The proposed loop put forth by Elon Musk and his Boring Company would oversee the building of two 35-mile tunnels connecting Baltimore and Washington, D.C. and make the commute time between the two cities 15 minutes. Sure, on paper, that sounds exciting. But given rising concerns related to climate change and a Baltimore transit system that needs and has the mechanisms for improvement, it might not be the solution for right now.
“The idea of us spending billions of dollars on some rich guy’s vanity project when people are in desperate need of mobility options right now, and we have those options and don’t have to invent them—that is just the height of irresponsibility,” says Del. Robbyn Lewis, who represents District 46 in Baltimore City. “Preparing for climate change means building mass transit that works.”

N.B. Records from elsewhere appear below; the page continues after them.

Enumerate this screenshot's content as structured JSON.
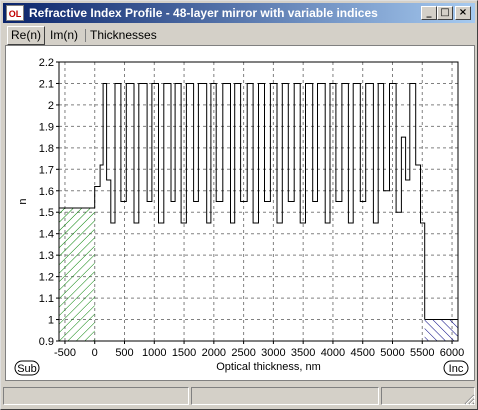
{
  "window": {
    "title": "Refractive Index Profile - 48-layer mirror with variable indices",
    "icon_text": "OL",
    "controls": {
      "minimize": "_",
      "maximize": "□",
      "close": "×"
    }
  },
  "tabs": [
    {
      "label": "Re(n)",
      "active": true
    },
    {
      "label": "Im(n)",
      "active": false
    },
    {
      "label": "Thicknesses",
      "active": false
    }
  ],
  "chart_data": {
    "type": "line",
    "xlabel": "Optical thickness, nm",
    "ylabel": "n",
    "xlim": [
      -600,
      6100
    ],
    "ylim": [
      0.9,
      2.2
    ],
    "x_ticks": [
      -500,
      0,
      500,
      1000,
      1500,
      2000,
      2500,
      3000,
      3500,
      4000,
      4500,
      5000,
      5500,
      6000
    ],
    "y_ticks": [
      0.9,
      1,
      1.1,
      1.2,
      1.3,
      1.4,
      1.5,
      1.6,
      1.7,
      1.8,
      1.9,
      2,
      2.1,
      2.2
    ],
    "grid": true,
    "substrate": {
      "label": "Sub",
      "x": [
        -600,
        0
      ],
      "n": 1.52,
      "hatch": "green"
    },
    "incident": {
      "label": "Inc",
      "x": [
        5540,
        6100
      ],
      "n": 1.0,
      "hatch": "blue"
    },
    "profile": {
      "x": [
        0,
        0,
        90,
        90,
        140,
        140,
        200,
        200,
        270,
        270,
        340,
        340,
        440,
        440,
        530,
        530,
        660,
        660,
        740,
        740,
        880,
        880,
        960,
        960,
        1070,
        1070,
        1160,
        1160,
        1280,
        1280,
        1350,
        1350,
        1450,
        1450,
        1540,
        1540,
        1660,
        1660,
        1740,
        1740,
        1880,
        1880,
        1950,
        1950,
        2040,
        2040,
        2150,
        2150,
        2280,
        2280,
        2350,
        2350,
        2450,
        2450,
        2560,
        2560,
        2660,
        2660,
        2750,
        2750,
        2850,
        2850,
        2950,
        2950,
        3060,
        3060,
        3150,
        3150,
        3250,
        3250,
        3350,
        3350,
        3450,
        3450,
        3540,
        3540,
        3660,
        3660,
        3740,
        3740,
        3870,
        3870,
        3950,
        3950,
        4050,
        4050,
        4150,
        4150,
        4260,
        4260,
        4340,
        4340,
        4460,
        4460,
        4550,
        4550,
        4680,
        4680,
        4760,
        4760,
        4850,
        4850,
        4950,
        4950,
        5060,
        5060,
        5150,
        5150,
        5220,
        5220,
        5290,
        5290,
        5390,
        5390,
        5470,
        5470,
        5540,
        5540
      ],
      "n": [
        1.52,
        1.62,
        1.62,
        1.72,
        1.72,
        2.1,
        2.1,
        1.65,
        1.65,
        1.45,
        1.45,
        2.1,
        2.1,
        1.55,
        1.55,
        2.1,
        2.1,
        1.45,
        1.45,
        2.1,
        2.1,
        1.55,
        1.55,
        2.1,
        2.1,
        1.45,
        1.45,
        2.1,
        2.1,
        1.55,
        1.55,
        2.1,
        2.1,
        1.45,
        1.45,
        2.1,
        2.1,
        1.55,
        1.55,
        2.1,
        2.1,
        1.45,
        1.45,
        2.1,
        2.1,
        1.55,
        1.55,
        2.1,
        2.1,
        1.45,
        1.45,
        2.1,
        2.1,
        1.55,
        1.55,
        2.1,
        2.1,
        1.45,
        1.45,
        2.1,
        2.1,
        1.55,
        1.55,
        2.1,
        2.1,
        1.45,
        1.45,
        2.1,
        2.1,
        1.55,
        1.55,
        2.1,
        2.1,
        1.45,
        1.45,
        2.1,
        2.1,
        1.55,
        1.55,
        2.1,
        2.1,
        1.45,
        1.45,
        2.1,
        2.1,
        1.55,
        1.55,
        2.1,
        2.1,
        1.45,
        1.45,
        2.1,
        2.1,
        1.55,
        1.55,
        2.1,
        2.1,
        1.45,
        1.45,
        2.1,
        2.1,
        1.6,
        1.6,
        2.1,
        2.1,
        1.5,
        1.5,
        1.85,
        1.85,
        1.65,
        1.65,
        2.1,
        2.1,
        1.72,
        1.72,
        1.45,
        1.45,
        1.0
      ]
    }
  },
  "status": {
    "panels": [
      "",
      "",
      ""
    ]
  }
}
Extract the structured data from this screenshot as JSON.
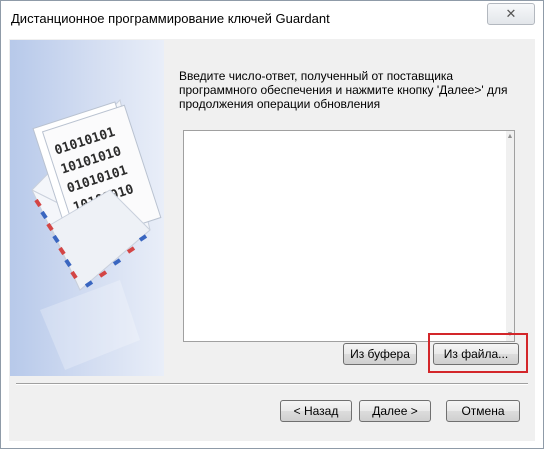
{
  "window": {
    "title": "Дистанционное программирование ключей Guardant",
    "close_glyph": "✕"
  },
  "instruction": "Введите число-ответ, полученный от поставщика программного обеспечения и нажмите кнопку 'Далее>' для продолжения операции обновления",
  "answer": {
    "value": "",
    "placeholder": ""
  },
  "buttons": {
    "from_buffer": "Из буфера",
    "from_file": "Из файла...",
    "back": "< Назад",
    "next": "Далее >",
    "cancel": "Отмена"
  },
  "banner": {
    "icon": "envelope-with-binary-papers",
    "binary_lines": [
      "01010101",
      "10101010",
      "01010101",
      "10101010"
    ],
    "colors": {
      "top": "#b7c9ea",
      "bottom": "#e9eef8"
    }
  },
  "highlight": {
    "color": "#d3262a"
  }
}
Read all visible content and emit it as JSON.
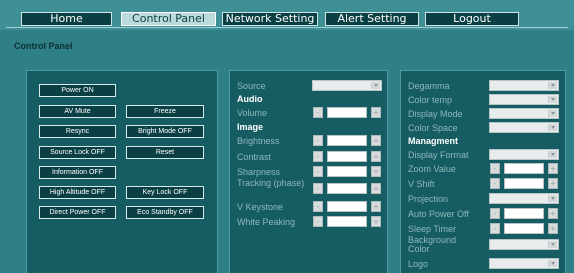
{
  "nav": {
    "home": "Home",
    "control_panel": "Control Panel",
    "network_setting": "Network Setting",
    "alert_setting": "Alert Setting",
    "logout": "Logout"
  },
  "page_title": "Control Panel",
  "buttons": {
    "power_on": "Power ON",
    "av_mute": "AV Mute",
    "freeze": "Freeze",
    "resync": "Resync",
    "bright_mode_off": "Bright Mode OFF",
    "source_lock_off": "Source Lock OFF",
    "reset": "Reset",
    "information_off": "Information OFF",
    "high_altitude_off": "High Altitude OFF",
    "key_lock_off": "Key Lock OFF",
    "direct_power_off": "Direct Power OFF",
    "eco_standby_off": "Eco Standby OFF"
  },
  "middle": {
    "source": "Source",
    "audio": "Audio",
    "volume": "Volume",
    "image": "Image",
    "brightness": "Brightness",
    "contrast": "Contrast",
    "sharpness": "Sharpness",
    "tracking": "Tracking (phase)",
    "v_keystone": "V Keystone",
    "white_peaking": "White Peaking"
  },
  "right": {
    "degamma": "Degamma",
    "color_temp": "Color temp",
    "display_mode": "Display Mode",
    "color_space": "Color Space",
    "managment": "Managment",
    "display_format": "Display Format",
    "zoom_value": "Zoom Value",
    "v_shift": "V Shift",
    "projection": "Projection",
    "auto_power_off": "Auto Power Off",
    "sleep_timer": "Sleep Timer",
    "background_color": "Background Color",
    "logo": "Logo"
  },
  "step": {
    "minus": "-",
    "plus": "+"
  }
}
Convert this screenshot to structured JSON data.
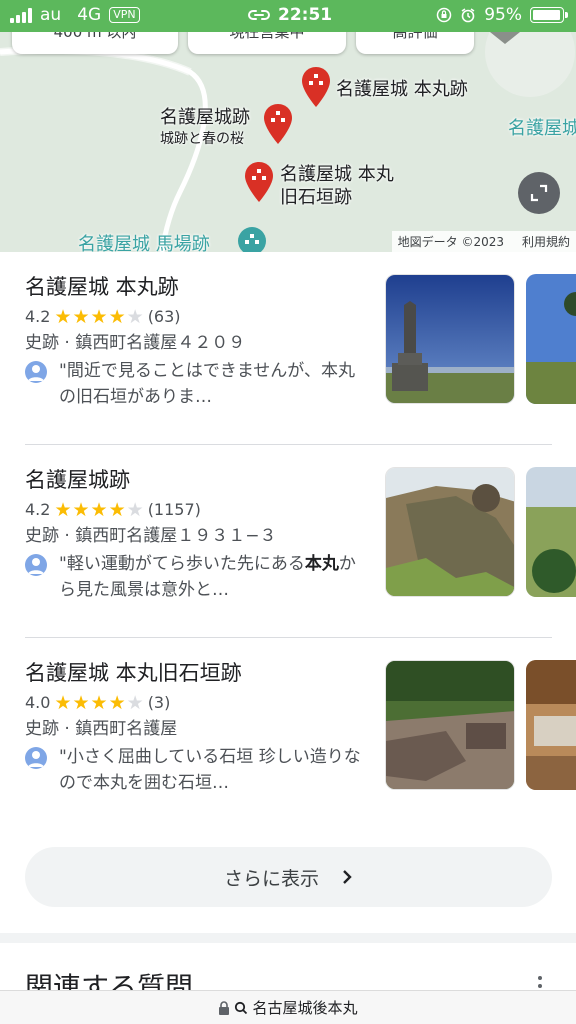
{
  "status_bar": {
    "carrier": "au",
    "network": "4G",
    "vpn": "VPN",
    "time": "22:51",
    "battery": "95%",
    "battery_level": 0.95
  },
  "map": {
    "chips": [
      "400 m 以内",
      "現在営業中",
      "高評価"
    ],
    "pins": [
      {
        "label": "名護屋城 本丸跡",
        "sublabel": ""
      },
      {
        "label": "名護屋城跡",
        "sublabel": "城跡と春の桜"
      },
      {
        "label": "名護屋城 本丸",
        "sublabel": "旧石垣跡"
      }
    ],
    "other_labels": [
      "名護屋城 馬場跡",
      "名護屋城"
    ],
    "attribution": "地図データ ©2023",
    "terms": "利用規約"
  },
  "results": [
    {
      "title": "名護屋城 本丸跡",
      "rating": "4.2",
      "stars": 4,
      "reviews": "(63)",
      "meta": "史跡 · 鎮西町名護屋４２０９",
      "review_text": "\"間近で見ることはできませんが、本丸の旧石垣がありま…",
      "review_bold": "",
      "review_rest": ""
    },
    {
      "title": "名護屋城跡",
      "rating": "4.2",
      "stars": 4,
      "reviews": "(1157)",
      "meta": "史跡 · 鎮西町名護屋１９３１−３",
      "review_text": "\"軽い運動がてら歩いた先にある",
      "review_bold": "本丸",
      "review_rest": "から見た風景は意外と…"
    },
    {
      "title": "名護屋城 本丸旧石垣跡",
      "rating": "4.0",
      "stars": 4,
      "reviews": "(3)",
      "meta": "史跡 · 鎮西町名護屋",
      "review_text": "\"小さく屈曲している石垣 珍しい造りなので本丸を囲む石垣…",
      "review_bold": "",
      "review_rest": ""
    }
  ],
  "more_button": "さらに表示",
  "faq_title": "関連する質問",
  "url_text": "名古屋城後本丸",
  "colors": {
    "status_green": "#5cb85c",
    "pin_red": "#d93025",
    "star": "#fbbc04"
  }
}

While Musk’s idea is big and bold and would serve a purpose in theory, many across the city are worried that it fails to address what they see as its actual needs, essentially putting the cart before the horse. “People in the greater Baltimore region need affordable, reliable, and efficient access to jobs,” says Brian O’Malley, president and CEO of the Central Maryland Transportation Alliance. “We can’t chase a shiny object and neglect that. We would be wiser to say, ‘What are we trying to accomplish and how much do each of these cost? What is being asked of us, and what do we get in return?’ And then choose the combination that gives us the best deal.”
As for opponents who say the loop is “fixing” a problem that doesn’t exist considering the already effective MARC Train service, an assessment on the project zeroes in on the potential speed and convenience it could bring: “As an all-electric transportation system, the Project would provide a high-speed, zero-emissions transportation option connecting Washington, D.C. and Baltimore.”
But Lewis, a staunch opponent of the project, calls the loop “a waste of time, money, and mental energy.” She echoes O’Malley’s sentiments, emphasizing the need to focus on “the basics,” which means expanding existing rail systems and the city’s mass transit system as a whole. There is also the immediate concern over the environment, and as worry and imminent danger grows, one of the extensive changes being proposed is an investment in infrastructure: removing cars off the road in an effort to reduce pollution and carbon emissions.
With Musk’s proposal, too, there are also major concerns that extend into its logistics from cost to construction to anticipating potential problems that could arise on a day-to-day basis. In total, the project has been met with more than its fair share of skepticism and even ridicule—something that sounds like a fun thought when said aloud, but loses steam when all the different variables are considered. “What if there is a slight misalignment in the tubes?” wonders Samuel Jordan, president of the Baltimore Transit Equity Coalition. “What happens with an accident? What happens when [the skin on] the tube itself is punctured?”
Jordan is also concerned with what this proposal and those like it say about the focus of those in charge of policy. That these are the types of projects being given credence, he says, shines a light on exactly whose interests are being prioritized. “We’re looking at a system that is actually going to promote more income inequality and aggravation that it already has caused,” he says. “With respect to transit equity, this is a system that continues to express the annuities in the transit system we already have. We need a transit system to get people to work and other places where they need to go.”
But it’s these same city leaders and those who share their views that are working toward other solutions. The Central Maryland Regional Transit Plan, led by MDOT MTA, is striving to define what is says is a “25-year vision of mobility . . . [defining] public transportation goals for Central Maryland.” This includes increased funding, access points from one area to another, reliability, and other areas that would create a convenient and improved transit system across the area. As Lewis says, oftentimes the best solution is to look inward before looking outward.
“We need to use the infrastructure we already have and improve on it,” she says. “And then we can worry about a moonshot.”